The U.S. labor market isn’t meeting expectations but it has made dramatic improvement since the global financial crisis. Still, the economic recovery has a secret – older workers and those with resume gaps are being left out.
CGTN’s Karina Huber has more.
Media reports have emerged recently about age bias declining somewhat thanks to the tight job market where the demand for workers is overtaking supply. Companies like Ford and Barclay’s have recruitment programs specifically targeting older workers who have been out of the labor force.
But career counselor Roy Cohen said they don’t guarantee a job at the end of the program.
“Those programs don’t promise employment,” said Career counselor Roy Cohen. “What they do is offer an individual six to eight weeks of employment with the opportunity to evaluate whether or not the individual will be a good fit long term.”
Cohen said age discrimination in hiring is still very much alive despite it being illegal in the United States.
“So Title 7 prohibits discrimination against anyone 40 years and up so that’s really when age claims start in the courts,” Kluger Healey, founding partner for Mark Kluger said.
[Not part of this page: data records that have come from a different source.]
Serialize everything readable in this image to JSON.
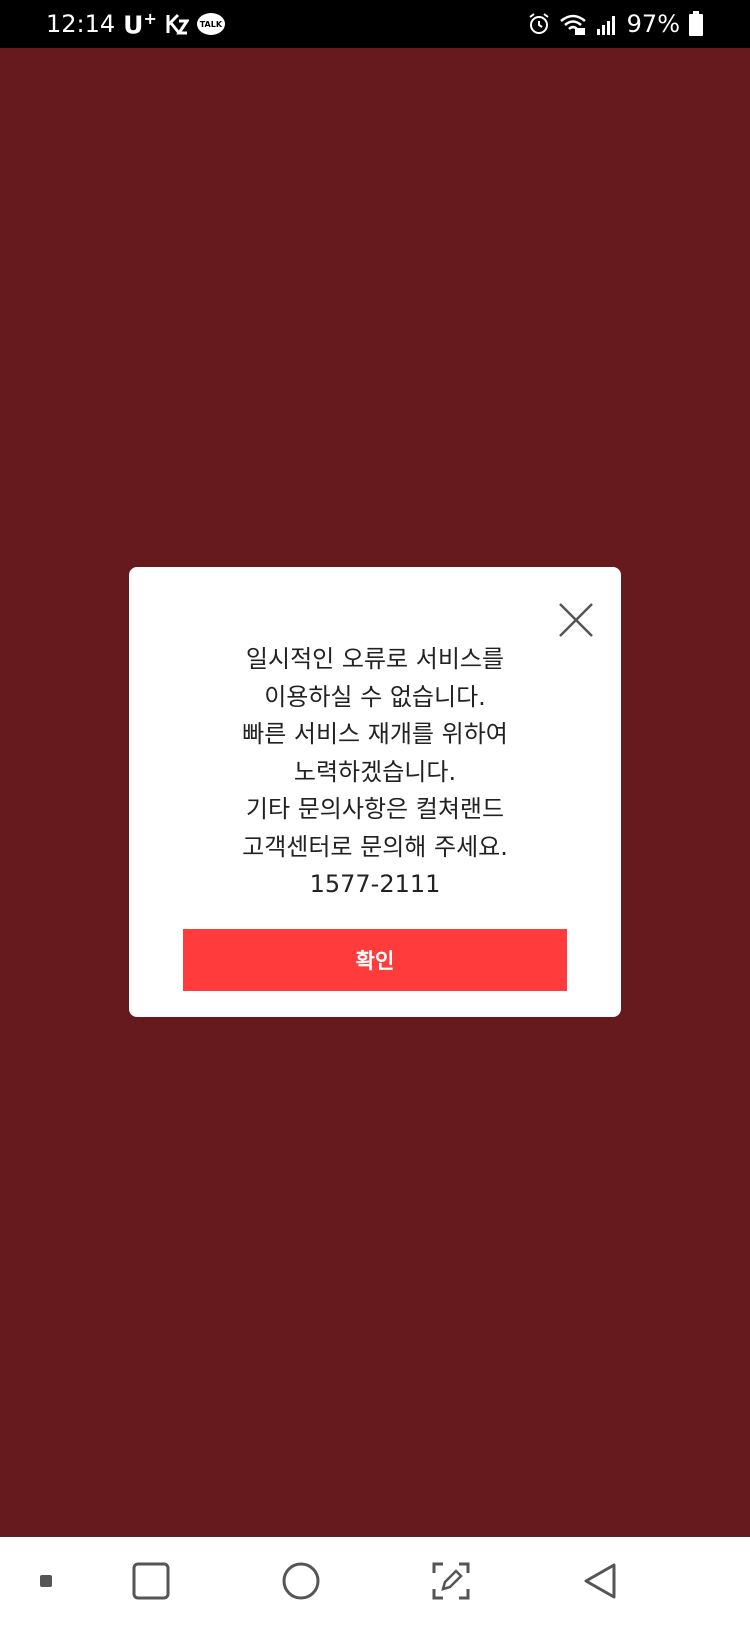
{
  "status_bar": {
    "time": "12:14",
    "carrier": "U",
    "carrier_sup": "+",
    "talk_badge": "TALK",
    "battery": "97%"
  },
  "dialog": {
    "lines": [
      "일시적인 오류로 서비스를",
      "이용하실 수 없습니다.",
      "빠른 서비스 재개를 위하여",
      "노력하겠습니다.",
      "기타 문의사항은 컬쳐랜드",
      "고객센터로 문의해 주세요.",
      "1577-2111"
    ],
    "confirm_label": "확인"
  },
  "nav_bar": {
    "icons": [
      "dot-icon",
      "recents-square-icon",
      "home-circle-icon",
      "screenshot-edit-icon",
      "back-triangle-icon"
    ]
  },
  "colors": {
    "background": "#661a1e",
    "confirm_button": "#ff3b3b",
    "status_bar": "#000000"
  }
}
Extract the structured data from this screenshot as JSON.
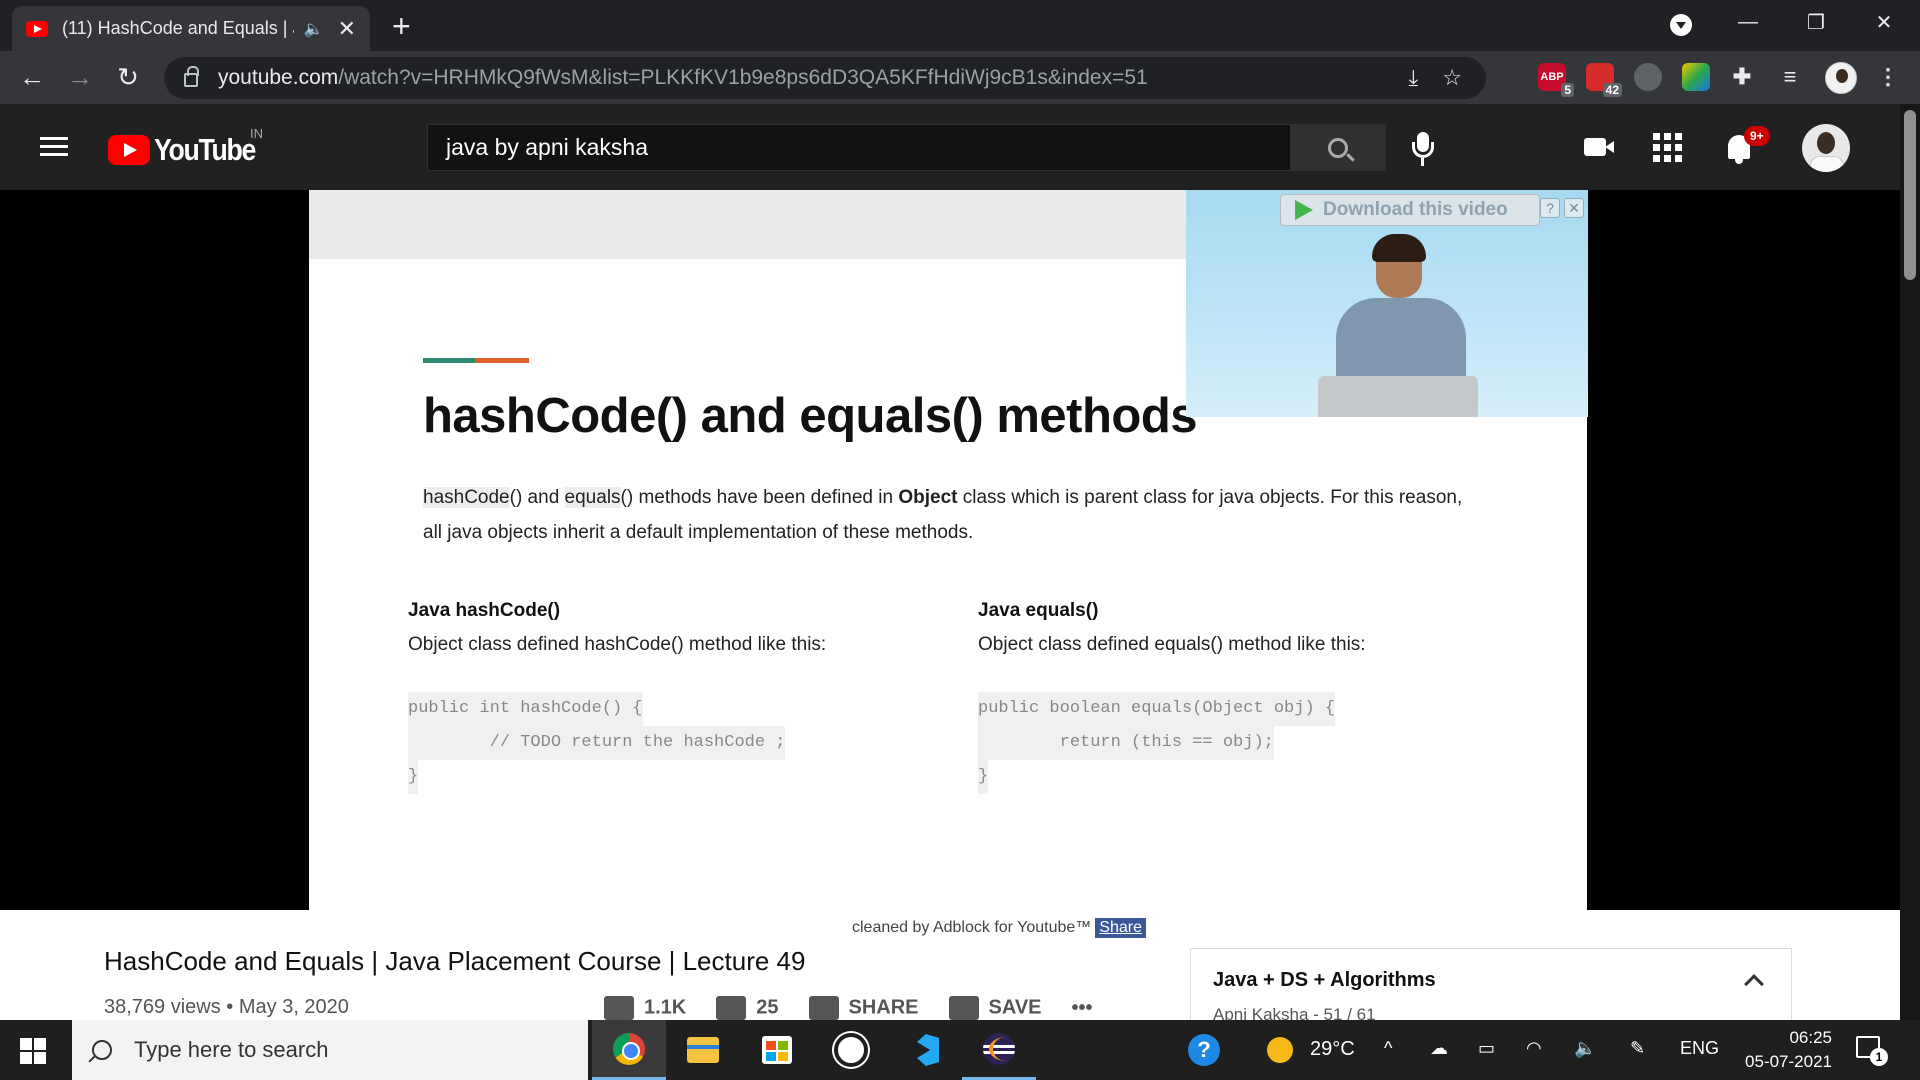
{
  "browser": {
    "tab_title": "(11) HashCode and Equals | J",
    "speaker_glyph": "🔈",
    "close_glyph": "✕",
    "new_tab_glyph": "+",
    "url_host": "youtube.com",
    "url_path": "/watch?v=HRHMkQ9fWsM&list=PLKKfKV1b9e8ps6dD3QA5KFfHdiWj9cB1s&index=51",
    "extensions": [
      {
        "name": "adblock",
        "label": "ABP",
        "badge": "5",
        "color": "#c70d2c"
      },
      {
        "name": "red-ext",
        "label": "",
        "badge": "42",
        "color": "#d62b2b"
      },
      {
        "name": "cloud-ext",
        "label": "",
        "badge": "",
        "color": "#5f6368"
      },
      {
        "name": "color-ext",
        "label": "",
        "badge": "",
        "color": "#2aa84a"
      }
    ]
  },
  "youtube": {
    "logo_text": "YouTube",
    "country": "IN",
    "search_query": "java by apni kaksha",
    "notification_count": "9+"
  },
  "slide": {
    "title": "hashCode() and equals() methods",
    "para_hl1": "hashCode",
    "para_t1": "() and ",
    "para_hl2": "equals",
    "para_t2": "() methods have been defined in ",
    "para_bold": "Object",
    "para_t3": " class which is parent class for java objects. For this reason, all java objects inherit a default implementation of these methods.",
    "left_heading": "Java hashCode()",
    "left_desc": "Object class defined hashCode() method like this:",
    "left_code": [
      "public int hashCode() {",
      "        // TODO return the hashCode ;",
      "}"
    ],
    "right_heading": "Java equals()",
    "right_desc": "Object class defined equals() method like this:",
    "right_code": [
      "public boolean equals(Object obj) {",
      "        return (this == obj);",
      "}"
    ],
    "download_label": "Download this video",
    "download_help": "?",
    "download_close": "✕"
  },
  "video": {
    "adblock_note": "cleaned by Adblock for Youtube™",
    "share_label": "Share",
    "title": "HashCode and Equals | Java Placement Course | Lecture 49",
    "meta": "38,769 views • May 3, 2020",
    "likes": "1.1K",
    "dislikes": "25",
    "share": "SHARE",
    "save": "SAVE",
    "more": "•••"
  },
  "playlist": {
    "title": "Java + DS + Algorithms",
    "subtitle": "Apni Kaksha - 51 / 61"
  },
  "taskbar": {
    "search_placeholder": "Type here to search",
    "temperature": "29°C",
    "language": "ENG",
    "time": "06:25",
    "date": "05-07-2021",
    "notification_count": "1",
    "help_glyph": "?"
  }
}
Mark Kluger is an attorney representing companies in age discrimination lawsuits. He said the new frontier in age discrimination is evident in employment ads placed on social media.
“What we’ve seen in some of these ads is a specific almost disclaimer by Facebook, for example, that say the reason you’re seeing this ad is because you are in the demographic that this entity is looking for,” Kluger said. “That certainly smells like age discrimination.”
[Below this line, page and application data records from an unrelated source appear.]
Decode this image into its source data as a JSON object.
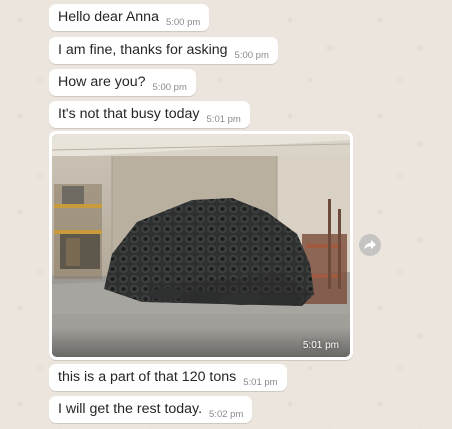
{
  "messages": [
    {
      "text": "Hello dear Anna",
      "time": "5:00 pm"
    },
    {
      "text": "I am fine, thanks for asking",
      "time": "5:00 pm"
    },
    {
      "text": "How are you?",
      "time": "5:00 pm"
    },
    {
      "text": "It's not that busy today",
      "time": "5:01 pm"
    },
    {
      "image": "warehouse-photo",
      "time": "5:01 pm"
    },
    {
      "text": "this is a part of that 120 tons",
      "time": "5:01 pm"
    },
    {
      "text": "I will get the rest today.",
      "time": "5:02 pm"
    }
  ],
  "icons": {
    "forward": "forward-arrow-icon"
  },
  "colors": {
    "chat_background": "#ece5dd",
    "bubble": "#ffffff",
    "text": "#262626",
    "timestamp": "#8a8a8a"
  }
}
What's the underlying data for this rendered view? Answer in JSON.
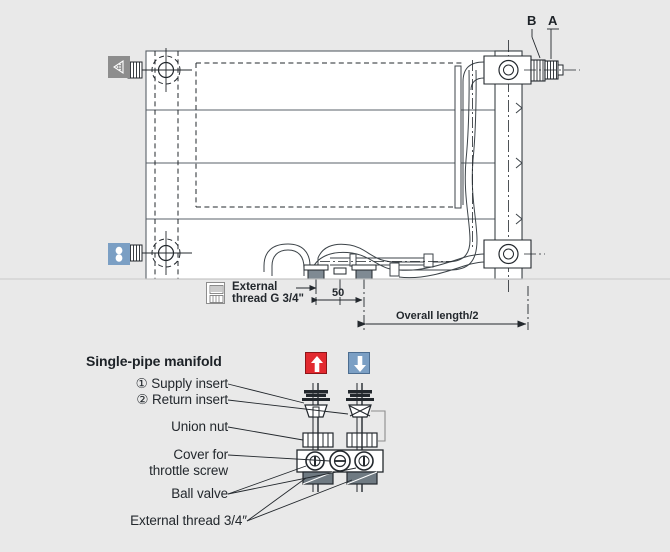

Facebook denies it engages in age discrimination. Last month, a U.S. labor union filed a lawsuit against T-Mobile and Amazon for ads it placed on Facebook.
Facebook said it isn’t responsible for its content and that the advertisers bear the responsibility for all claims. Nevertheless, Kluger believes there will be changes.
“I don’t think the advertising in the way that we’re seeing it right now is going to last too long because I think the courts are going to shut it down,” said Kluger.
A promising sign for older workers but litigation alone cannot stop the problem of bias against more senior job-seekers.